If you are not aware that Aroldis Chapman, the high profile pitching prospect who recently defected from Cuba had switched from Athletes Premier International to the Hendricks Brothers, read this story before going forward.

As is the norm with most news stories these days, this one started with a few tweets.  They were courtesy of ESPN Senior Writer, Jorge Arangure, and sent at roughly 4 p.m. EST on Tuesday.

API,Chapman’s previous firm,will soon send out a release announcing a lawsuit they filed today in Massachusetts against Hendricks Brothers

Lawsuit alleges Hendricks tortiously interfered with API’s representation of Chapman

Five hours later, Jimmy Golen of the Associated Press had enough information to run a full story.

The lawsuit accuses Hendricks of tortious interference and unjust enrichment, claiming that Athletes Premier “invested substantial time and hundreds of thousands of dollars” on Chapman’s behalf to help him defect, establish residency in Andorra and begin negotiating with major league teams.

The suit claims that “Hendricks and its employees made material false and disparaging statements to Chapman concerning Athletes Premier and Mejia as well as provided improper enticements to Chapman in order to cause Chapman to terminate his contract with Athletes Premier and sign a contract with Hendricks.”

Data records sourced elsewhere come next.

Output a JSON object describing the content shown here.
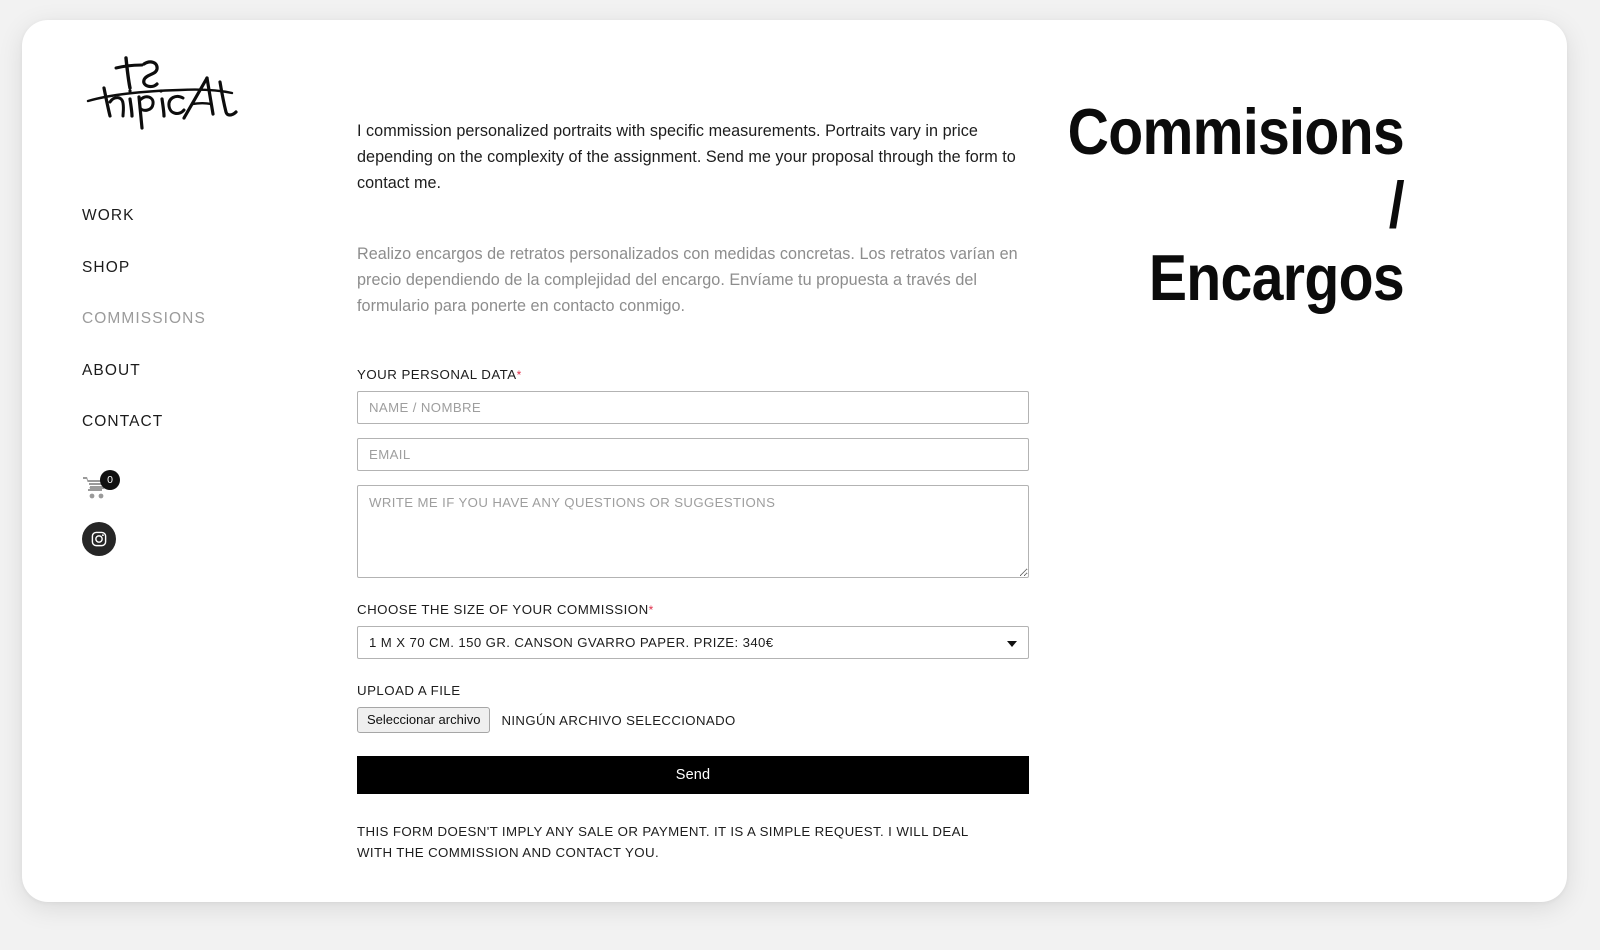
{
  "brand": {
    "logo_alt": "tipical-signature-logo"
  },
  "sidebar": {
    "items": [
      {
        "label": "WORK",
        "active": false
      },
      {
        "label": "SHOP",
        "active": false
      },
      {
        "label": "COMMISSIONS",
        "active": true
      },
      {
        "label": "ABOUT",
        "active": false
      },
      {
        "label": "CONTACT",
        "active": false
      }
    ],
    "cart": {
      "icon": "shopping-cart-icon",
      "count": "0"
    },
    "social": {
      "icon": "instagram-icon"
    }
  },
  "heading": {
    "line1": "Commisions",
    "line2": "/",
    "line3": "Encargos"
  },
  "main": {
    "intro_en": "I commission personalized portraits with specific measurements. Portraits vary in price depending on the complexity of the assignment. Send me your proposal through the form to contact me.",
    "intro_es": "Realizo encargos de retratos personalizados con medidas concretas. Los retratos varían en precio dependiendo de la complejidad del encargo. Envíame tu propuesta a través del formulario para ponerte en contacto conmigo."
  },
  "form": {
    "personal_data_label": "YOUR PERSONAL DATA",
    "required_mark": "*",
    "name_placeholder": "NAME / NOMBRE",
    "name_value": "",
    "email_placeholder": "EMAIL",
    "email_value": "",
    "message_placeholder": "WRITE ME IF YOU HAVE ANY QUESTIONS OR SUGGESTIONS",
    "message_value": "",
    "size_label": "CHOOSE THE SIZE OF YOUR COMMISSION",
    "size_selected": "1 M X 70 CM. 150 GR. CANSON GVARRO PAPER. PRIZE: 340€",
    "size_options": [
      "1 M X 70 CM. 150 GR. CANSON GVARRO PAPER. PRIZE: 340€"
    ],
    "upload_label": "UPLOAD A FILE",
    "file_button_label": "Seleccionar archivo",
    "file_status": "NINGÚN ARCHIVO SELECCIONADO",
    "submit_label": "Send",
    "disclaimer": "THIS FORM DOESN'T IMPLY ANY SALE OR PAYMENT. IT IS A SIMPLE REQUEST. I WILL DEAL WITH THE COMMISSION AND CONTACT YOU."
  },
  "colors": {
    "accent_required": "#e0304b",
    "text": "#1d1d1d",
    "muted": "#8d8d8d",
    "nav_active": "#9b9b9b",
    "button_bg": "#000000",
    "page_bg": "#f2f2f2",
    "card_bg": "#ffffff"
  }
}
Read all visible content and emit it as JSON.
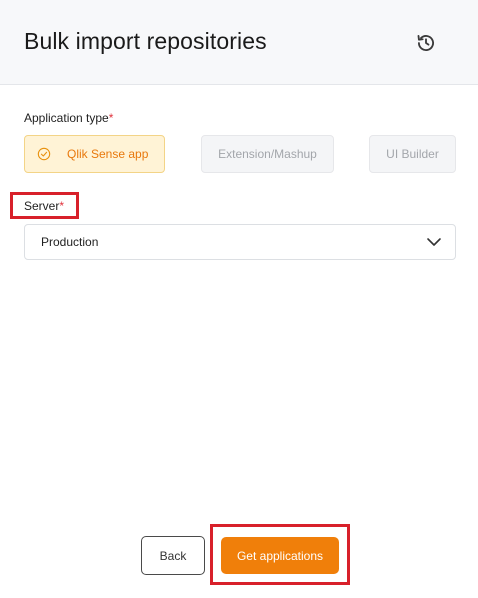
{
  "header": {
    "title": "Bulk import repositories",
    "history_icon": "history-icon"
  },
  "form": {
    "app_type": {
      "label": "Application type",
      "required_mark": "*",
      "options": [
        {
          "label": "Qlik Sense app",
          "selected": true,
          "icon": "check-circle-icon"
        },
        {
          "label": "Extension/Mashup",
          "selected": false
        },
        {
          "label": "UI Builder",
          "selected": false
        }
      ]
    },
    "server": {
      "label": "Server",
      "required_mark": "*",
      "value": "Production",
      "icon": "chevron-down-icon"
    }
  },
  "footer": {
    "back_label": "Back",
    "primary_label": "Get applications"
  },
  "colors": {
    "accent": "#f07f0a",
    "selected_bg": "#fff3d6",
    "highlight": "#d8202a",
    "required": "#e0323c"
  }
}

The AP article also included a quote from Michael McCann, a future panelist at the 2010 UF Sports Law Symposium.

“Generally speaking, players can change agents at their discretion. There is certainly evidence of agents poaching clients (in cases) that don’t result in litigation. Maybe it’s unethical; maybe it’s wrong; but it happens.”

File this under “Saw this one coming.”  While I have a problem respecting any agency that uses very shady, unethical tactics to recruit players, I must feel some sorrow for Edwin Mejia and Athletes Premier International.  After all, he and his company put their time, money…lives…into Aroldis Chapman, only to be burned before their big payday.

This will be very interesting to watch.  It is rare to find an agency vs. agency matter make it to court.  These problems are usually handled by the players’ associations and little details make it to the public.  If this lawsuit is not settled, it has the potential to add solid new precedent for sports law scholars to peruse.  The complaint, filed by Athletes Premier International, inc. in the Commonwealth of Massachusetts, is embedded below.  API has retained the law firm of Greenberg Traurig as its attorneys for this case.